If you haven't heard, your private information is actually safer with iOS 8 than it has been in the past, according to a new privacy site Apple launched last week. In the past, Apple would store the encryption keys for your iDevices, but as of iOS 8 that's no longer the case. The upshot? Police and other officials can no longer use those codes to gain access to the user's data if they so request it of Apple. Starting next month, Google will start encrypting data by default, leading to a similar protection.
"I like and believe very much that we should have to obtain a warrant from an independent judge to be able to take the content of anyone's closet or their smart phone," Comey said. "The notion that someone would market a closet that could never be opened — even if it involves a case involving a child kidnapper and a court order — to me does not make any sense."
The trouble is that Comey's concerns don't make sense to many supporters of Apple and Google's privacy measures, particularly since there's some worry that actions such as Comey is describing may conflict with the Fourth Amendment of the U.S. Constitution.
Specifically, the amendment reads: "The right of the people to be secure in their persons, houses, papers, and effects, against unreasonable searches and seizures, shall not be violated, and no warrants shall issue, but upon probable cause, supported by oath or affirmation, and particularly describing the place to be searched, and the persons or things to be seized."
For his part, Comey seems to believe that "probable cause" is the key issue here, and during the press conference, he specifically seems concerned with Apple and Google's marketing of the feature.
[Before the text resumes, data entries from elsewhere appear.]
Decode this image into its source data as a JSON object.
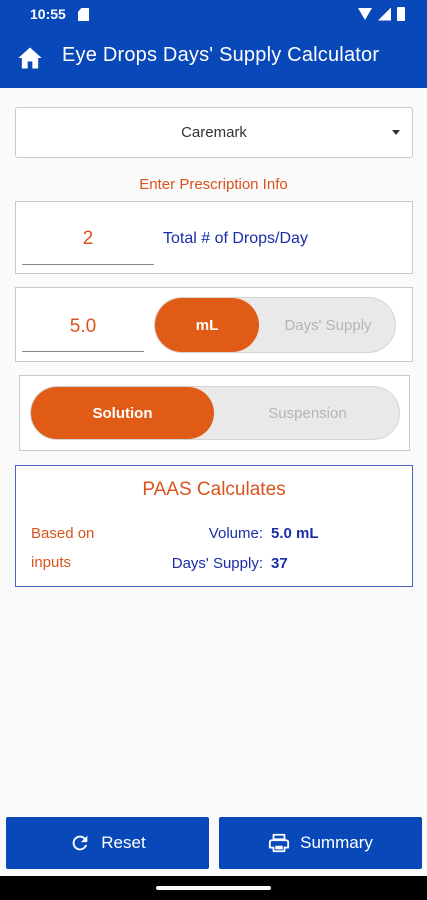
{
  "status_bar": {
    "time": "10:55"
  },
  "app_bar": {
    "title": "Eye Drops Days' Supply Calculator"
  },
  "pbm": {
    "selected": "Caremark"
  },
  "prescription": {
    "section_label": "Enter Prescription Info",
    "drops_per_day": "2",
    "drops_label": "Total # of Drops/Day",
    "volume_value": "5.0",
    "unit_toggle": {
      "selected": "mL",
      "other": "Days' Supply"
    },
    "form_toggle": {
      "selected": "Solution",
      "other": "Suspension"
    }
  },
  "results": {
    "title": "PAAS Calculates",
    "note": "Based on inputs",
    "volume_label": "Volume:",
    "volume_value": "5.0 mL",
    "days_supply_label": "Days' Supply:",
    "days_supply_value": "37"
  },
  "buttons": {
    "reset": "Reset",
    "summary": "Summary"
  },
  "colors": {
    "primary": "#0848b8",
    "accent": "#e05b15",
    "label_blue": "#1a2ea8"
  }
}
"There will come a day — well it comes every day in this business — when it will matter a great, great deal to the lives of people of all kinds that we be able to with judicial authorization gain access to a kidnapper's or a terrorist or a criminal's device," he said.
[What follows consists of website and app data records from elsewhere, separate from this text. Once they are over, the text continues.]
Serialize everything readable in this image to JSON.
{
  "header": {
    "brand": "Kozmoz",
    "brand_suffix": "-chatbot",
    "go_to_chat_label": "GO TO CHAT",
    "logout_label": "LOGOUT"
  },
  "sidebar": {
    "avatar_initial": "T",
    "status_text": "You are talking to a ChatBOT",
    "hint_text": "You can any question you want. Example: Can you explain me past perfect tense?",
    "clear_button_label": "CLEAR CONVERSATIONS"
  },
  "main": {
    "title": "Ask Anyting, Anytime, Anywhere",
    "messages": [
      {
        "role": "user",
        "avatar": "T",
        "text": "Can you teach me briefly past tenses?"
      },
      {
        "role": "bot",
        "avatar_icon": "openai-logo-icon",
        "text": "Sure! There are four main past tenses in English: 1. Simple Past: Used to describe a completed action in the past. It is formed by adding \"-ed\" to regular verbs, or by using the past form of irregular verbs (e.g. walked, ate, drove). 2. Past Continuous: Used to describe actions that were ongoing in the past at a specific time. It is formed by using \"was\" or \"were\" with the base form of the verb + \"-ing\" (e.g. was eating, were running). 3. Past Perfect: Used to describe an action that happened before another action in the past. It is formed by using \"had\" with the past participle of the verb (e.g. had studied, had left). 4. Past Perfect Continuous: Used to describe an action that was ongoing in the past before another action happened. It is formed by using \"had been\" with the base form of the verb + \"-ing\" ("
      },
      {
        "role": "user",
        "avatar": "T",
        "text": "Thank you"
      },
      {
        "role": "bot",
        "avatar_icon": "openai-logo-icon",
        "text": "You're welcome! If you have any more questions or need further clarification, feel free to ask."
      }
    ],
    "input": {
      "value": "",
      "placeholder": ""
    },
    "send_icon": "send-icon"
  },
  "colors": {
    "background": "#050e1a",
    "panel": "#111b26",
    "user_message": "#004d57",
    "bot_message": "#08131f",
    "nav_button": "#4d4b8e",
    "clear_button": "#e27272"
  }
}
Comey also claims that he just wants "make sure we have a good conversation in this country" before an incident occurs where such measures are absolutely necessary. Furthermore, he acknowledges that the opposition to the NSA in the wake of Edward Snowden's revelations has "started an understandable pendulum swing."
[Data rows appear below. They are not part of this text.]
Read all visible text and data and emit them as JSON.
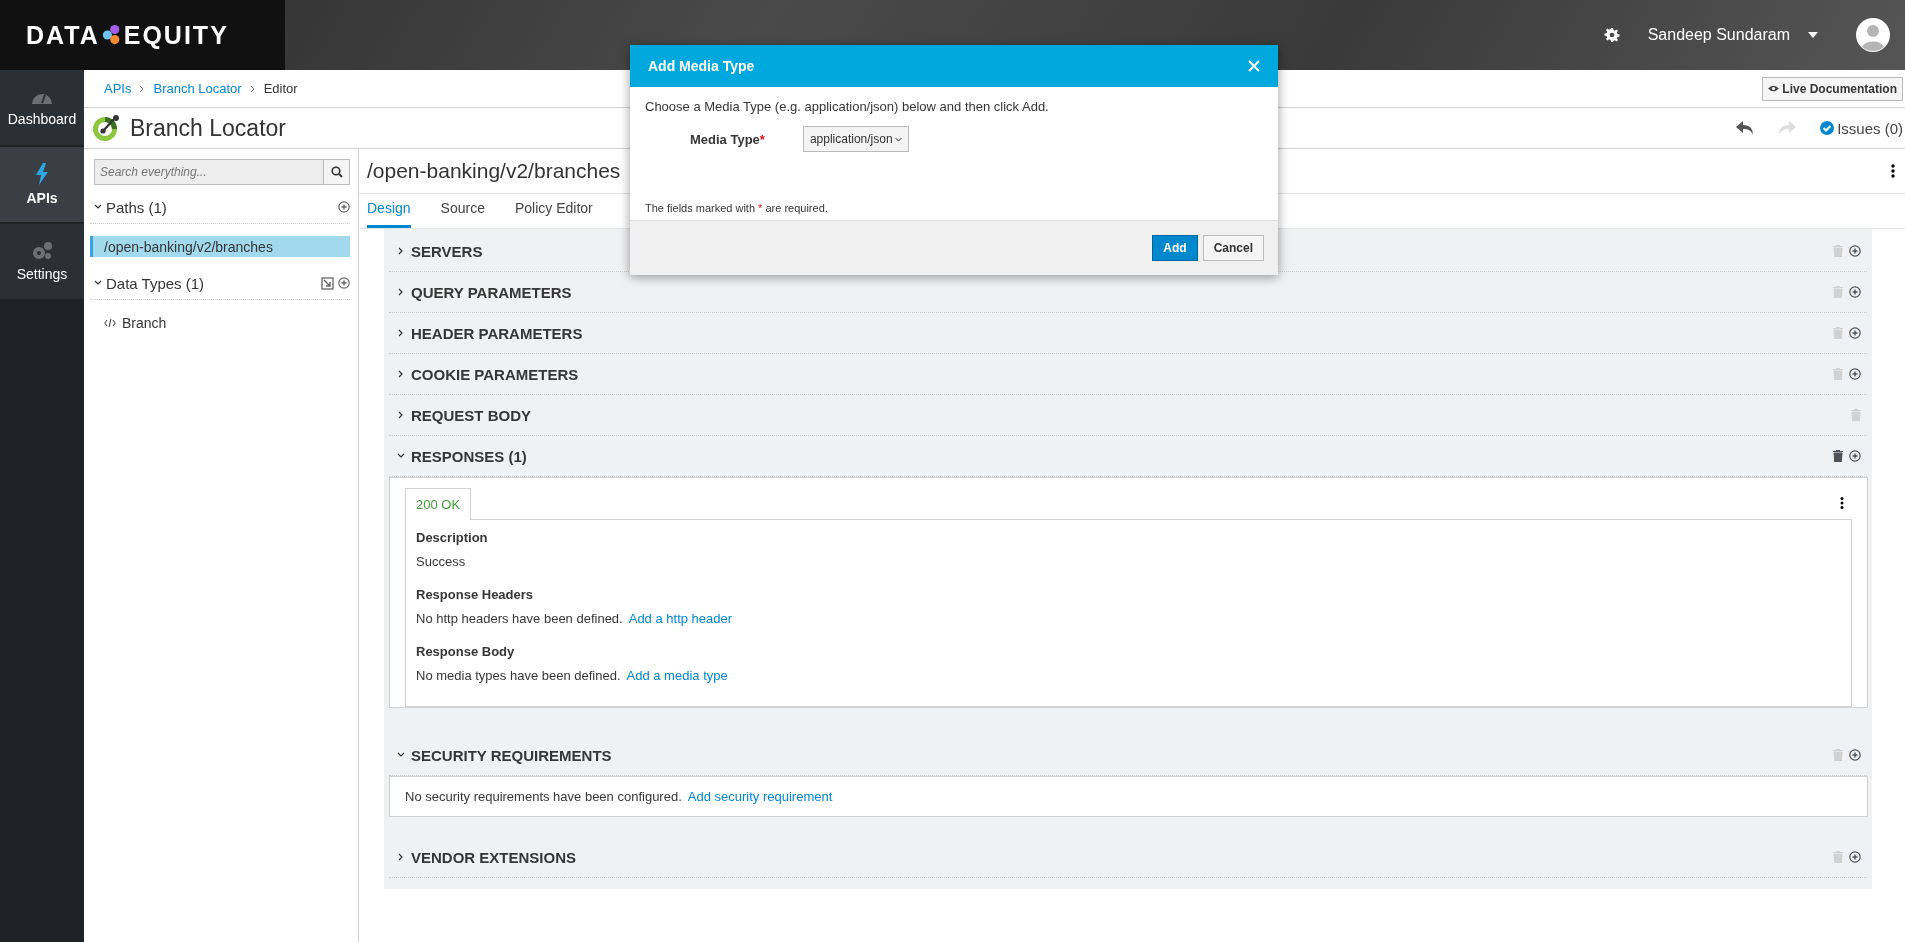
{
  "logo": {
    "left": "DATA",
    "right": "EQUITY"
  },
  "top_bar": {
    "user_name": "Sandeep Sundaram"
  },
  "nav": [
    {
      "kind": "dashboard",
      "label": "Dashboard",
      "selected": false
    },
    {
      "kind": "apis",
      "label": "APIs",
      "selected": true
    },
    {
      "kind": "settings",
      "label": "Settings",
      "selected": false
    }
  ],
  "breadcrumb": [
    {
      "label": "APIs",
      "link": true
    },
    {
      "label": "Branch Locator",
      "link": true
    },
    {
      "label": "Editor",
      "link": false
    }
  ],
  "live_documentation_button": "Live Documentation",
  "api_title": "Branch Locator",
  "undo": {
    "disabled": false
  },
  "redo": {
    "disabled": true
  },
  "issues": "Issues (0)",
  "sidebar": {
    "search": {
      "placeholder": "Search everything..."
    },
    "groups": [
      {
        "heading": "Paths (1)",
        "expanded": true,
        "importable": false,
        "items": [
          {
            "label": "/open-banking/v2/branches",
            "kind": "path",
            "selected": true
          }
        ]
      },
      {
        "heading": "Data Types (1)",
        "expanded": true,
        "importable": true,
        "items": [
          {
            "label": "Branch",
            "kind": "type",
            "selected": false
          }
        ]
      }
    ]
  },
  "path_title": "/open-banking/v2/branches",
  "tabs": [
    {
      "label": "Design",
      "selected": true
    },
    {
      "label": "Source",
      "selected": false
    },
    {
      "label": "Policy Editor",
      "selected": false
    }
  ],
  "sections": [
    {
      "title": "SERVERS",
      "expanded": false,
      "deletable": false,
      "addable": true
    },
    {
      "title": "QUERY PARAMETERS",
      "expanded": false,
      "deletable": false,
      "addable": true
    },
    {
      "title": "HEADER PARAMETERS",
      "expanded": false,
      "deletable": false,
      "addable": true
    },
    {
      "title": "COOKIE PARAMETERS",
      "expanded": false,
      "deletable": false,
      "addable": true
    },
    {
      "title": "REQUEST BODY",
      "expanded": false,
      "deletable": false,
      "addable": false
    },
    {
      "title": "RESPONSES (1)",
      "expanded": true,
      "deletable": true,
      "addable": true,
      "kind": "responses",
      "responses": {
        "tabs": [
          {
            "label": "200 OK",
            "selected": true
          }
        ],
        "fields": [
          {
            "label": "Description",
            "text": "Success"
          },
          {
            "label": "Response Headers",
            "text": "No http headers have been defined.",
            "link": "Add a http header"
          },
          {
            "label": "Response Body",
            "text": "No media types have been defined.",
            "link": "Add a media type"
          }
        ]
      }
    },
    {
      "title": "SECURITY REQUIREMENTS",
      "expanded": true,
      "deletable": false,
      "addable": true,
      "kind": "message",
      "message": "No security requirements have been configured.",
      "link": "Add security requirement"
    },
    {
      "title": "VENDOR EXTENSIONS",
      "expanded": false,
      "deletable": false,
      "addable": true
    }
  ],
  "dialog": {
    "title": "Add Media Type",
    "intro": "Choose a Media Type (e.g. application/json) below and then click Add.",
    "field_label": "Media Type",
    "required_mark": "*",
    "value": "application/json",
    "note_before": "The fields marked with",
    "note_mark": "*",
    "note_after": "are required.",
    "buttons": [
      {
        "label": "Add",
        "kind": "primary"
      },
      {
        "label": "Cancel",
        "kind": "default"
      }
    ]
  }
}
"What I'm worried about is," he said, "this is an indication to us as a country and as a people that, boy, maybe that pendulum swung too far."